It’s truly the parable of the Cross and Resurrection, of prodigal love. And of its opposite.

Recently when I was vehemently trying to ‘protect’ one of my daughters from what I saw as a potentially bad situation, she said, “Dad, let go.” I said, “No!” And we burst out laughing.

O Lord, help me, just for today, not to try to improve or regulate someone else. Just to love them, simply love them, merely love them, love them, love…

The Christmas Maria came home!


Merry Christmas, all!

No more let sins and sorrows grow,
Nor thorns infest the ground;
He comes to make his blessings flow
Far as the curse is found.

My sister Maria died at 3 days old on this day back in 1965, and our daughter Maria was released from NICU at 3 days old on Christmas day in 1999.

When our daughter was born not breathing, crying or moving, it was the most helpless feeling I have had in my life, without exception. My wife was not aware of what was happening, and it seemed in that moment as if every concern I had in life faded into absolute insignificance.

As we had been praying to my sister for her intercession that day, I wondered if our Maria would join her. I begged not. Later, after watching Maria be resuscitated, I thought of my own mother and father’s grief. I thought of my sister’s tombstone, and of my mother’s annual placement of flowers in front of the statue of the Holy Family in our home parish on December 22.

I never understood what this mingling of the joy of birth and the grief of death meant growing up, but now I had an inkling. Only an inkling. But when Patti suffered each of her six miscarriages, I understood far better the pain of a mother at the loss of her child. Though I experienced sorrow and grief, hers was different in kind, as it was her body that was broken.

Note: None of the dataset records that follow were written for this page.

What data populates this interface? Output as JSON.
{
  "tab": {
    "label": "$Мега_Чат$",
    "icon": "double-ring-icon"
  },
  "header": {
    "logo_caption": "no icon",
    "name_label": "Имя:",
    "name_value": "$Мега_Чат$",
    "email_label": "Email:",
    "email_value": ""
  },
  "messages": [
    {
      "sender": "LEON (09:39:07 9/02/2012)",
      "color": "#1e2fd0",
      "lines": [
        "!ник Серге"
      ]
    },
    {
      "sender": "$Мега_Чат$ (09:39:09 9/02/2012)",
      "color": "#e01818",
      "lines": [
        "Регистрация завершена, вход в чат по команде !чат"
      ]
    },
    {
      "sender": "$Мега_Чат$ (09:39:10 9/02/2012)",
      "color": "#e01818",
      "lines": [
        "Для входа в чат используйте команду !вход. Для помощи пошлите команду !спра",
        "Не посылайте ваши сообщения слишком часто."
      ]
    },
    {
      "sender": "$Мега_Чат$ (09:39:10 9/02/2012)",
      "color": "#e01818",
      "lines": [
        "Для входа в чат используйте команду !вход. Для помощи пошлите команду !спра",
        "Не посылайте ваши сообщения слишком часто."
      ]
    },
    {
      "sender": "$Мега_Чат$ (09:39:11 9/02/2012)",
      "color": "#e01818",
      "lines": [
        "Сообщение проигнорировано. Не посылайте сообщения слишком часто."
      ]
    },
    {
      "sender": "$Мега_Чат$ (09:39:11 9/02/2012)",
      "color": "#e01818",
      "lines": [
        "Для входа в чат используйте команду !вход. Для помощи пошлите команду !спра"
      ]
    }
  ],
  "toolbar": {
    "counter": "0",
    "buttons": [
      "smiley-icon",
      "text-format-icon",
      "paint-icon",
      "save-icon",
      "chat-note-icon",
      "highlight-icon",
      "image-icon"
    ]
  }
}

The Christmas Maria came home was the greatest joy of all, and the love found in the breakfast casserole that our friend, Heather Jordan brought to our home to welcome us all back was the most sacred of feasts.

I realized this year on December 22, as I prayed in the morning for Maria, that every time I see and hear her sing, it has a transcendent meaning for me. Her song breaks those terrible moments silence. I will never take her voice for granted.

After Patti’s first miscarriage, I began a practice of singing the Sanctus at Mass in a very intentional way, joining my voice with the voices of our miscarried children in Paradise who now wait for us in the house of our dancing Father.

…Born that man no more may die:
Born to raise the son of earth,
Born to give them second birth.
Hark! the herald angels sing,
“Glory to the new-born King !”

The misery and majesty of Christmas


For many people, Christmas is a strange blend of pain and joy. It so often serves to spotlight difficult family issues, like loss, estrangement, grudges, hurt feelings, division, loneliness, financial distress, even as it can also shine into dark spaces a new and hopeful light.

But somehow, it seems to me, this gets at exactly what the Nativity of a Redeemer God is all about. Just think, Jesus was greeted at His conception with accusations of infidelity against His mother and the threat of divorce; was born far away from home, amid anxiety, fear, uncertainty and threats of violence; was welcomed by strangers and foreigners; was gifted with burial oils and then forced at once to flee into Egypt in the face of Herod’s massacre of innocent children.

The takeaway? God brings joy into our mess! This is indeed good news of great joy. But even more, His coming seems to agitate evil, to stir up trouble and exacerbate dysfunction, bringing what we’d rather hide away to the surface. The Redeemer isn’t interested in overlooking, incarcerating or covering up evil, but rather in overcoming it by exposing our festering wounds to the healing rays of His merciful gaze.

With such a vision, people of faith see in such challenges a precious opportunity to invite Jesus to be born again deep within our smelly stables. No matter where you find yourself, or how intractable the problem, remember to invite Him in and set Him loose. “Chains shall He break for the slave is our brother,” and this brother longs to be born into our miserable and majestic families.

But only if He is welcomed.

Maranâ thâ! Come, Lord Jesus! You are welcome. Amen.